to ARM in the mobile markets? What does McWilliams see as a full-value price
for ARM?

-- Entropic: McWilliams suggested selling Entropic last year when the stock
was trading in the $9s. With the stock trading now in the low $5s, does he
think now is the right time for investors to pick up shares on the cheap or
that it's best to continue to avoid the stock? With Broadcom and STMicro
offering rival products, does Entropic have viable plans to overcome the
competitive threat?

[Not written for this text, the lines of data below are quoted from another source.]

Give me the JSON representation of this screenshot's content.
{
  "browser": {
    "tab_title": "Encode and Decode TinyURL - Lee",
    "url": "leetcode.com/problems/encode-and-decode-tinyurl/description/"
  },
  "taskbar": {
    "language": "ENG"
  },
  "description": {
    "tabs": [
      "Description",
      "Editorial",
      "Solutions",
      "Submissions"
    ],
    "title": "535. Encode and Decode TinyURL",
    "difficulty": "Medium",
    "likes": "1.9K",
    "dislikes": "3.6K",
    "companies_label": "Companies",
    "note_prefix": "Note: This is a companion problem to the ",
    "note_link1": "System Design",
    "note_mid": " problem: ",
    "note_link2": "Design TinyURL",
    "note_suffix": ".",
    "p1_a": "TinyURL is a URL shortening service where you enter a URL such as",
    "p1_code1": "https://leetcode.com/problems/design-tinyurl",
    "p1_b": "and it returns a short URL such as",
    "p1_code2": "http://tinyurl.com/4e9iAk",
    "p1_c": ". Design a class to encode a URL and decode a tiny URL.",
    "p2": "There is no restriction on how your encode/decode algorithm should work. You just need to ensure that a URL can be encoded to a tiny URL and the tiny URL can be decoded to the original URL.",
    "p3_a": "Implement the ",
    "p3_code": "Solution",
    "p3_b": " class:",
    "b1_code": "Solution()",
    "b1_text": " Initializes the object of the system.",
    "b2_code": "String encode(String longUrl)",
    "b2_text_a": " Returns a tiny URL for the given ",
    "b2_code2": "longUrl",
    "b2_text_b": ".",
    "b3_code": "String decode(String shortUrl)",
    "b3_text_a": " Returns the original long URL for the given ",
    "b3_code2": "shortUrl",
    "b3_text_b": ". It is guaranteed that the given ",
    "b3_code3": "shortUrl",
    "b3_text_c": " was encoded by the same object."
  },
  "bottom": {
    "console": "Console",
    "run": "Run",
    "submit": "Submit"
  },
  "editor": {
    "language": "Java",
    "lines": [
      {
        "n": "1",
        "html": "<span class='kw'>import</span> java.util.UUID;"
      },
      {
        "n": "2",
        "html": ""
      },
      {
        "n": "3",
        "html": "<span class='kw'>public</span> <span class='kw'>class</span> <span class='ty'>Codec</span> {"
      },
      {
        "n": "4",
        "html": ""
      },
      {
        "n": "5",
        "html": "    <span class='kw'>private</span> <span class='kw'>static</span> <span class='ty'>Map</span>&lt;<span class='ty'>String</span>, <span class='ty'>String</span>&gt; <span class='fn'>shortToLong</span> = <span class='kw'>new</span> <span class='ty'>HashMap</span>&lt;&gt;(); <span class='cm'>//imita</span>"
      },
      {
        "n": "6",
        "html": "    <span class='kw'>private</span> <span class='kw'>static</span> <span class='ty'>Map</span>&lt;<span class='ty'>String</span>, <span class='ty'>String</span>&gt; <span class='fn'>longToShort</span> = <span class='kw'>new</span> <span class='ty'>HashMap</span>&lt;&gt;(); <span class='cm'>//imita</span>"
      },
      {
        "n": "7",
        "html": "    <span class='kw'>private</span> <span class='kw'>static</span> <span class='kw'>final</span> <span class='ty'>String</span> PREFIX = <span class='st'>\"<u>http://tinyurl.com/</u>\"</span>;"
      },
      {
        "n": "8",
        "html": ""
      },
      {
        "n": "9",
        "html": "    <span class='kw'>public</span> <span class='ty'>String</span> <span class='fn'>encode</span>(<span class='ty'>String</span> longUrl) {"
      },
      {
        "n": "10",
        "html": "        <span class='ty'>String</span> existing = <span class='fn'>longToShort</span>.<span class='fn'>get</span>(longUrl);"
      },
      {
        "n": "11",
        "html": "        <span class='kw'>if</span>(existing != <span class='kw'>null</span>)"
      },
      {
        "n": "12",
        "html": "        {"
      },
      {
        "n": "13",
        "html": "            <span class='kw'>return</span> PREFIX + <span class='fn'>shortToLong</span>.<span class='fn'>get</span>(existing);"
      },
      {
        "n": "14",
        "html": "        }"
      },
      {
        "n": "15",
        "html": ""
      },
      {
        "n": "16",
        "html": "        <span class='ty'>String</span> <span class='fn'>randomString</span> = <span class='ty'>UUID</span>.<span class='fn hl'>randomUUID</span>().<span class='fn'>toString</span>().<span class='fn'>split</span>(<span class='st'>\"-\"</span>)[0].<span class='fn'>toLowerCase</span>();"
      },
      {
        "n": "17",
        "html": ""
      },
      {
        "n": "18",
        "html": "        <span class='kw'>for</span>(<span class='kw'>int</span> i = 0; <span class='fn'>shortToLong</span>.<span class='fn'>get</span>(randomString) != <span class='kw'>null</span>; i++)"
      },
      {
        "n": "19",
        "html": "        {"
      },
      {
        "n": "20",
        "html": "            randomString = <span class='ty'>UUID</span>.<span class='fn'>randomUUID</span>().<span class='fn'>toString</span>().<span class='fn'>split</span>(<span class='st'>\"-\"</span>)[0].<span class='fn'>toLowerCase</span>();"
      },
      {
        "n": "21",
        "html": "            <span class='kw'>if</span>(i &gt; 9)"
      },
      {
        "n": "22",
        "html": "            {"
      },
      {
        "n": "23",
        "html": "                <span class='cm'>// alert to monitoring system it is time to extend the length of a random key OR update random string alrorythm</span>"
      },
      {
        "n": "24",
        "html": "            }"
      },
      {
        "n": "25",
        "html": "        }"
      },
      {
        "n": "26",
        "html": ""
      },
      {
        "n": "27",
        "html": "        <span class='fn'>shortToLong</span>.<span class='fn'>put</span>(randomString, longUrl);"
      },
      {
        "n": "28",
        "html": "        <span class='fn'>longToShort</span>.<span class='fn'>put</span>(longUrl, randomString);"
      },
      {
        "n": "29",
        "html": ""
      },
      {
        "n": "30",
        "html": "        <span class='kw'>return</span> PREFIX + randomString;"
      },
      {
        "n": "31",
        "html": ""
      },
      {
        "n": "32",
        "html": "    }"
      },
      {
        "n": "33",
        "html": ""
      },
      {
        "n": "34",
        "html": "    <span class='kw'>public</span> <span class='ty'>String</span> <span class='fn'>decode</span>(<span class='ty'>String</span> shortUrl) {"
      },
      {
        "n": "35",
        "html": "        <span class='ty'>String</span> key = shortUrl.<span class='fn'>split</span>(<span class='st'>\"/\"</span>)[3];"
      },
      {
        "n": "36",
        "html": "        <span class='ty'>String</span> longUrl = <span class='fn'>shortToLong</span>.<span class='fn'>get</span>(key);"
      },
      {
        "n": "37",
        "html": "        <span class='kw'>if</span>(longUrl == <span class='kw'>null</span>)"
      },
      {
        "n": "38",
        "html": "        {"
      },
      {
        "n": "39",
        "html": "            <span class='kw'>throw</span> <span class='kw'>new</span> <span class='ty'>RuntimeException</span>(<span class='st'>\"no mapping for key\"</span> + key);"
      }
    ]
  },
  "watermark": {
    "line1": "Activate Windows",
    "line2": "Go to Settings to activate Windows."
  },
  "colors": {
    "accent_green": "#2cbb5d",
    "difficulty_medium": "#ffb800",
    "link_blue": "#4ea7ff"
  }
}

-- Arris: What does the acquisition of Google's Motorola set-top box and video
infrastructure business add to the Arris equation? Is the deal a positive for
Arris? How does the acquisition change the competitive landscape for Arris?
Should investors buy Arris ahead of its earnings report this week?

-- Atmel: In October 2012, McWilliams suggested that investors consider buying
Atmel at its then current price of $5.26. Since then, Atmel shares have moved
up 35%. Does McWilliams expect further upside from Atmel, or is it time to
take profits?

-- Power Integrations: McWilliams suggested buying shares in Power
Integrations last October when the price dipped to $30.45. With the price now
up more than 25%, does McWilliams think it's time to take profits?

Founded in September 2002, Next Inning's model portfolio has returned 243%
since its inception versus 67% for the S&P 500.

About Next Inning:

Next Inning is a subscription-based investment newsletter that provides
regular coverage on more than 150 technology and semiconductor stocks.
Subscribers receive intra-day analysis, commentary and recommendations, as
well as access to monthly semiconductor sales analysis, regular Special
Reports, and the Next Inning model portfolio. Editor Paul McWilliams is a 30+
year semiconductor industry veteran.

NOTE: This release was published by Indie Research Advisors, LLC, a registered
investment advisor with CRD #131926. Interested parties may visit
adviserinfo.sec.gov for additional information. Past performance does not
guarantee future results. Investors should always research companies and
securities before making any investments. Nothing herein should be construed
as an offer or solicitation to buy or sell any security.

CONTACT: Marcia Martin, Next Inning Technology Research, +1-888-278-5515

SOURCE Indie Research Advisors, LLC

Website: http://www.nextinning.com